Why hospitality holds out hope for South Africa’s brighter future

Published 11 months ago
Marc Wachsberger at table

While the COVID-19 pandemic shook so many industries and communities to their core, the hospitality world was decimated by travel restrictions, limits on gatherings (when they were allowed at all), and onerous regulations that disrupted our business models and flung so many people into unemployment.  

We’re over the worst of it now, with regulations and restrictions in South Africa having been slowly lifted over the last while, with the final removal of mask and gathering size mandates taking place in mid-June.  

While many role-players in the industry have little hope left, after the havoc wreaked by the last two years, I truly believe that there’s so much opportunity in the sector. It’s a belief I’ve had since I first launched this business during the slumps after the 2008 global economic crisis and locally, the 2010 FIFA World Cup – and I will continue to seek and find opportunities for success in hospitality.  

Here’s why.  

Despite its political turmoil, South Africa remains an incredibly beautiful country, with so many diverse offerings for tourists and business travellers from abroad. While that political turmoil may have punished our currency, it makes our exceptional offerings so affordable for international visitors, who will again find us an appealing destination now that onerous virus testing requirements have been lifted.  

That currency weakness also makes us an appealing destination for investment. As an example, The Capital Hotels and Apartments recently bought one of South Africa’s most iconic resort hotels, which is now know as The Capital Zimbali, in KwaZulu Natal.  

Nestled among the lush forests of the KwaZulu Natal Northern Coast, situated on the beautiful along the Indian ocean and just a quick hop from the nearby King Shaka International Airport, we bought this magnificent property for just $13 million in 2022. It cost $88 million to build 12 years ago.  

While we by no means take any pleasure in the fact that we could secure this remarkable asset for such a competitive price, it highlights the fact that there are great investment properties available for investors who share my long term vision for the future of the industry.  

In a similar vein, we bought what is now known as The Capital 15 on Orange, in the heart of Cape Town’s sought-after City Bowl, earlier this year too, also achieving remarkable value for money.  

These two five-star hotels stand as equals among some of the world’s most sought-after and exclusive hotels, and yet they offer luxurious accommodation and numerous world-class facilities for just $180 and $150 per night, respectively. Similar offerings abroad would start at $700 per night.  

While we’re able to offer that exceptional value for money to guests, we’re achieving a higher purpose in the South African context: that of creating jobs, providing employment, and upskilling our people.  

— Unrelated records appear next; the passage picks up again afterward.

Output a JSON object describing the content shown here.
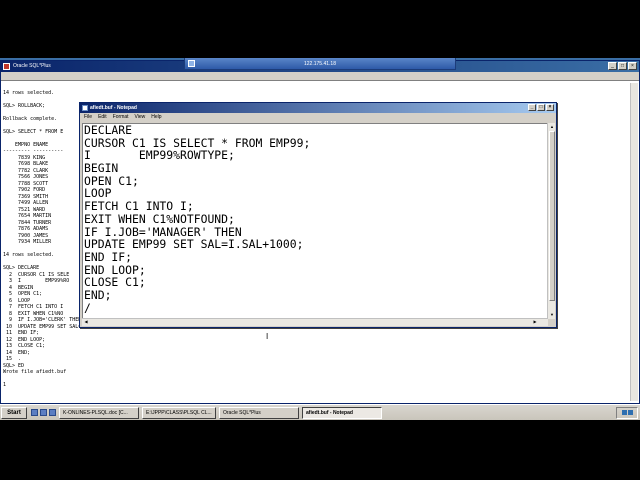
{
  "rdp": {
    "title": "122.175.41.18"
  },
  "sqlplus": {
    "title": "Oracle SQL*Plus",
    "lines": [
      "",
      "14 rows selected.",
      "",
      "SQL> ROLLBACK;",
      "",
      "Rollback complete.",
      "",
      "SQL> SELECT * FROM E",
      "",
      "    EMPNO ENAME",
      "--------- ----------",
      "     7839 KING",
      "     7698 BLAKE",
      "     7782 CLARK",
      "     7566 JONES",
      "     7788 SCOTT",
      "     7902 FORD",
      "     7369 SMITH",
      "     7499 ALLEN",
      "     7521 WARD",
      "     7654 MARTIN",
      "     7844 TURNER",
      "     7876 ADAMS",
      "     7900 JAMES",
      "     7934 MILLER",
      "",
      "14 rows selected.",
      "",
      "SQL> DECLARE",
      "  2  CURSOR C1 IS SELE",
      "  3  I        EMP99%RO",
      "  4  BEGIN",
      "  5  OPEN C1;",
      "  6  LOOP",
      "  7  FETCH C1 INTO I",
      "  8  EXIT WHEN C1%NO",
      "  9  IF I.JOB='CLERK' THEN",
      " 10  UPDATE EMP99 SET SAL=I.SAL+1000;",
      " 11  END IF;",
      " 12  END LOOP;",
      " 13  CLOSE C1;",
      " 14  END;",
      " 15  .",
      "SQL> ED",
      "Wrote file afiedt.buf",
      "",
      "1"
    ]
  },
  "notepad": {
    "title": "afiedt.buf - Notepad",
    "menu": [
      "File",
      "Edit",
      "Format",
      "View",
      "Help"
    ],
    "lines": [
      "DECLARE",
      "CURSOR C1 IS SELECT * FROM EMP99;",
      "I       EMP99%ROWTYPE;",
      "BEGIN",
      "OPEN C1;",
      "LOOP",
      "FETCH C1 INTO I;",
      "EXIT WHEN C1%NOTFOUND;",
      "IF I.JOB='MANAGER' THEN",
      "UPDATE EMP99 SET SAL=I.SAL+1000;",
      "END IF;",
      "END LOOP;",
      "CLOSE C1;",
      "END;",
      "/"
    ]
  },
  "taskbar": {
    "start": "Start",
    "tasks": [
      "K-ONLINES-PLSQL.doc [C...",
      "E:\\JPPP\\CLASS\\PLSQL CL...",
      "Oracle SQL*Plus",
      "afiedt.buf - Notepad"
    ]
  },
  "colors": {
    "desktop": "#3a6ea5",
    "titlebar": "#0a246a"
  }
}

We preserved 140 jobs when we bought The Capital Zimbali, and created a further 80, with each of the people employed at the property sharing the fruits of their work with their families and communities. Buying The Capital 15 on Orange also meant that everyone who had made that property a part of their lives and livelihoods could continue to do so.  

In line with our entrepreneurial approach to running all of our hotels, every member of our staff has the opportunity to complete training programmes offered by our own Hotel Academy School – even if their training choice doesn’t relate to their current role.  

We believe that the hospitality industry is an environment where talent can be nurtured, skills can be learned, and lives improved – which is why we continue to look for opportunities to grow our portfolio, and to create more jobs.  

If, as an industry and as brave investors, we all adopt this future-facing approach, I have no doubt that South Africa’s tourism industry can be rebuilt into the nationally successful massive employer that it was before the pandemic – and that it has the potential to even grow beyond that.  

We are continuing to adopt a solutions-based approach – it’s always been our philosophy, and always will be. That is why we didn’t close our doors during 2020 – we focused on finding gaps and creating products to fill them. For example, we transformed our main Sandton hotels into ‘Sanitised Sanctuaries’ and partnered with Discovery Health to provide isolation and quarantine destinations for its members.  

We also adapted the social offerings at our hotels, so that guests could still unwind and relax while feeling safe, and we designed new conferencing products so that our corporate clients could still achieve their objectives while protecting their people too.  

This unwavering quest to find opportunity, along with our resolute focus on finding a solution for every challenge that’s thrown our way has seen The Capital Hotels and Apartments do more than just survive the turbulence of the last few years. We have thrived, and we will continue to do so.  

It’s my fervent hope that every other hotel group in the industry will do so too. We are an essential element of South Africa’s future success, whether it’s through income generated by tourists from all over the world, or through the jobs we’ll create to provide the service that will keep them coming back for more.  

Let’s dream together, let’s plan together, and let’s invest in a sector that truly has the potential to unlock prosperity and success for so many people.  

By Marc Wachsberger, managing director of The Capital Hotels & Apartments 

DISCLAIMER: Brand Voice is a paid program. Articles appearing in this section have been commercially supported.